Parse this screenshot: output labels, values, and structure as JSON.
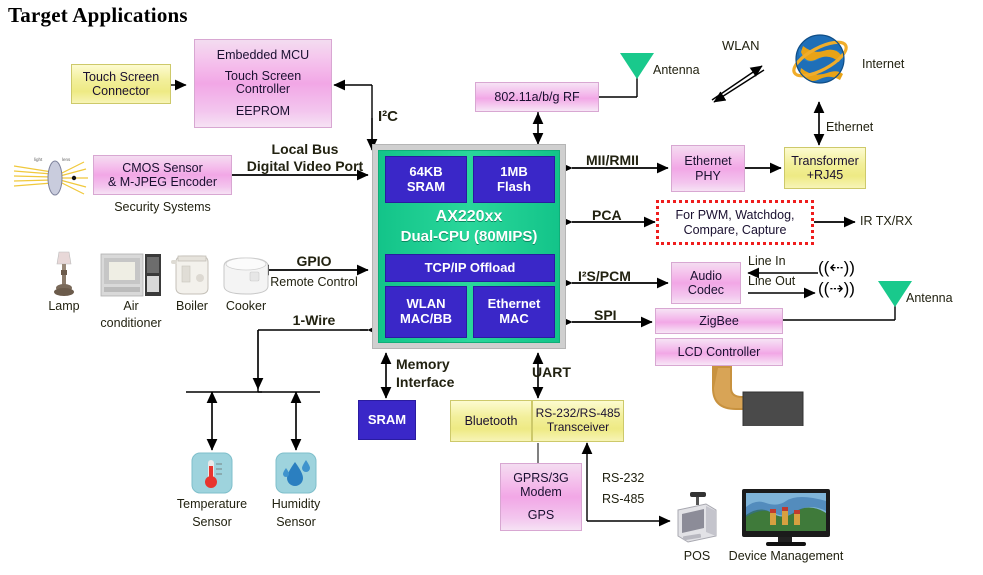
{
  "title": "Target Applications",
  "chip": {
    "name": "AX220xx",
    "subtitle": "Dual-CPU (80MIPS)",
    "blocks": [
      {
        "label": "64KB\nSRAM",
        "line1": "64KB",
        "line2": "SRAM"
      },
      {
        "label": "1MB\nFlash",
        "line1": "1MB",
        "line2": "Flash"
      },
      {
        "label": "TCP/IP Offload"
      },
      {
        "line1": "WLAN",
        "line2": "MAC/BB"
      },
      {
        "line1": "Ethernet",
        "line2": "MAC"
      }
    ],
    "colors": {
      "body": "#17c98c",
      "sub_block": "#3a27c8",
      "frame": "#cfcfcf"
    }
  },
  "blocks": {
    "touch_screen_connector": {
      "line1": "Touch Screen",
      "line2": "Connector",
      "color": "#eeea84"
    },
    "embedded_mcu": {
      "line1": "Embedded  MCU",
      "line2": "Touch Screen",
      "line3": "Controller",
      "line4": "EEPROM",
      "color": "#f2a7e6"
    },
    "cmos_sensor": {
      "line1": "CMOS Sensor",
      "line2": "& M-JPEG Encoder",
      "caption": "Security Systems",
      "color": "#f2a7e6"
    },
    "wifi_rf": {
      "label": "802.11a/b/g RF",
      "color": "#f2a7e6"
    },
    "ethernet_phy": {
      "line1": "Ethernet",
      "line2": "PHY",
      "color": "#f2a7e6"
    },
    "transformer": {
      "line1": "Transformer",
      "line2": "+RJ45",
      "color": "#eeea84"
    },
    "pca_periph": {
      "line1": "For PWM, Watchdog,",
      "line2": "Compare, Capture",
      "border_color": "#ef1d1d"
    },
    "audio_codec": {
      "line1": "Audio",
      "line2": "Codec",
      "color": "#f2a7e6"
    },
    "zigbee": {
      "label": "ZigBee",
      "color": "#f2a7e6"
    },
    "lcd_controller": {
      "label": "LCD Controller",
      "color": "#f2a7e6"
    },
    "sram_external": {
      "label": "SRAM",
      "color": "#3a27c8"
    },
    "bluetooth": {
      "label": "Bluetooth",
      "color": "#eeea84"
    },
    "rs_transceiver": {
      "line1": "RS-232/RS-485",
      "line2": "Transceiver",
      "color": "#eeea84"
    },
    "gprs_modem": {
      "line1": "GPRS/3G",
      "line2": "Modem",
      "line3": "GPS",
      "color": "#f2a7e6"
    }
  },
  "bus_labels": {
    "i2c": "I²C",
    "local_bus": "Local Bus",
    "digital_video_port": "Digital Video Port",
    "mii_rmii": "MII/RMII",
    "pca": "PCA",
    "i2s_pcm": "I²S/PCM",
    "spi": "SPI",
    "gpio": "GPIO",
    "remote_control": "Remote Control",
    "one_wire": "1-Wire",
    "memory_interface_l1": "Memory",
    "memory_interface_l2": "Interface",
    "uart": "UART",
    "rs232": "RS-232",
    "rs485": "RS-485",
    "ethernet": "Ethernet",
    "wlan": "WLAN",
    "ir_txrx": "IR TX/RX",
    "line_in": "Line In",
    "line_out": "Line Out"
  },
  "icons": {
    "antenna_top": "Antenna",
    "antenna_right": "Antenna",
    "internet": "Internet",
    "lamp": "Lamp",
    "air_conditioner_l1": "Air",
    "air_conditioner_l2": "conditioner",
    "boiler": "Boiler",
    "cooker": "Cooker",
    "temperature_sensor_l1": "Temperature",
    "temperature_sensor_l2": "Sensor",
    "humidity_sensor_l1": "Humidity",
    "humidity_sensor_l2": "Sensor",
    "pos": "POS",
    "device_management": "Device Management"
  }
}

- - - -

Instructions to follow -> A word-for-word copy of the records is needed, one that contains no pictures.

Task result ->
Parse this screenshot: output labels, values, and structure as JSON.
{
  "title": "Target Applications",
  "chip": {
    "name": "AX220xx",
    "subtitle": "Dual-CPU (80MIPS)",
    "blocks": [
      {
        "label": "64KB\nSRAM",
        "line1": "64KB",
        "line2": "SRAM"
      },
      {
        "label": "1MB\nFlash",
        "line1": "1MB",
        "line2": "Flash"
      },
      {
        "label": "TCP/IP Offload"
      },
      {
        "line1": "WLAN",
        "line2": "MAC/BB"
      },
      {
        "line1": "Ethernet",
        "line2": "MAC"
      }
    ],
    "colors": {
      "body": "#17c98c",
      "sub_block": "#3a27c8",
      "frame": "#cfcfcf"
    }
  },
  "blocks": {
    "touch_screen_connector": {
      "line1": "Touch Screen",
      "line2": "Connector",
      "color": "#eeea84"
    },
    "embedded_mcu": {
      "line1": "Embedded  MCU",
      "line2": "Touch Screen",
      "line3": "Controller",
      "line4": "EEPROM",
      "color": "#f2a7e6"
    },
    "cmos_sensor": {
      "line1": "CMOS Sensor",
      "line2": "& M-JPEG Encoder",
      "caption": "Security Systems",
      "color": "#f2a7e6"
    },
    "wifi_rf": {
      "label": "802.11a/b/g RF",
      "color": "#f2a7e6"
    },
    "ethernet_phy": {
      "line1": "Ethernet",
      "line2": "PHY",
      "color": "#f2a7e6"
    },
    "transformer": {
      "line1": "Transformer",
      "line2": "+RJ45",
      "color": "#eeea84"
    },
    "pca_periph": {
      "line1": "For PWM, Watchdog,",
      "line2": "Compare, Capture",
      "border_color": "#ef1d1d"
    },
    "audio_codec": {
      "line1": "Audio",
      "line2": "Codec",
      "color": "#f2a7e6"
    },
    "zigbee": {
      "label": "ZigBee",
      "color": "#f2a7e6"
    },
    "lcd_controller": {
      "label": "LCD Controller",
      "color": "#f2a7e6"
    },
    "sram_external": {
      "label": "SRAM",
      "color": "#3a27c8"
    },
    "bluetooth": {
      "label": "Bluetooth",
      "color": "#eeea84"
    },
    "rs_transceiver": {
      "line1": "RS-232/RS-485",
      "line2": "Transceiver",
      "color": "#eeea84"
    },
    "gprs_modem": {
      "line1": "GPRS/3G",
      "line2": "Modem",
      "line3": "GPS",
      "color": "#f2a7e6"
    }
  },
  "bus_labels": {
    "i2c": "I²C",
    "local_bus": "Local Bus",
    "digital_video_port": "Digital Video Port",
    "mii_rmii": "MII/RMII",
    "pca": "PCA",
    "i2s_pcm": "I²S/PCM",
    "spi": "SPI",
    "gpio": "GPIO",
    "remote_control": "Remote Control",
    "one_wire": "1-Wire",
    "memory_interface_l1": "Memory",
    "memory_interface_l2": "Interface",
    "uart": "UART",
    "rs232": "RS-232",
    "rs485": "RS-485",
    "ethernet": "Ethernet",
    "wlan": "WLAN",
    "ir_txrx": "IR TX/RX",
    "line_in": "Line In",
    "line_out": "Line Out"
  },
  "icons": {
    "antenna_top": "Antenna",
    "antenna_right": "Antenna",
    "internet": "Internet",
    "lamp": "Lamp",
    "air_conditioner_l1": "Air",
    "air_conditioner_l2": "conditioner",
    "boiler": "Boiler",
    "cooker": "Cooker",
    "temperature_sensor_l1": "Temperature",
    "temperature_sensor_l2": "Sensor",
    "humidity_sensor_l1": "Humidity",
    "humidity_sensor_l2": "Sensor",
    "pos": "POS",
    "device_management": "Device Management"
  }
}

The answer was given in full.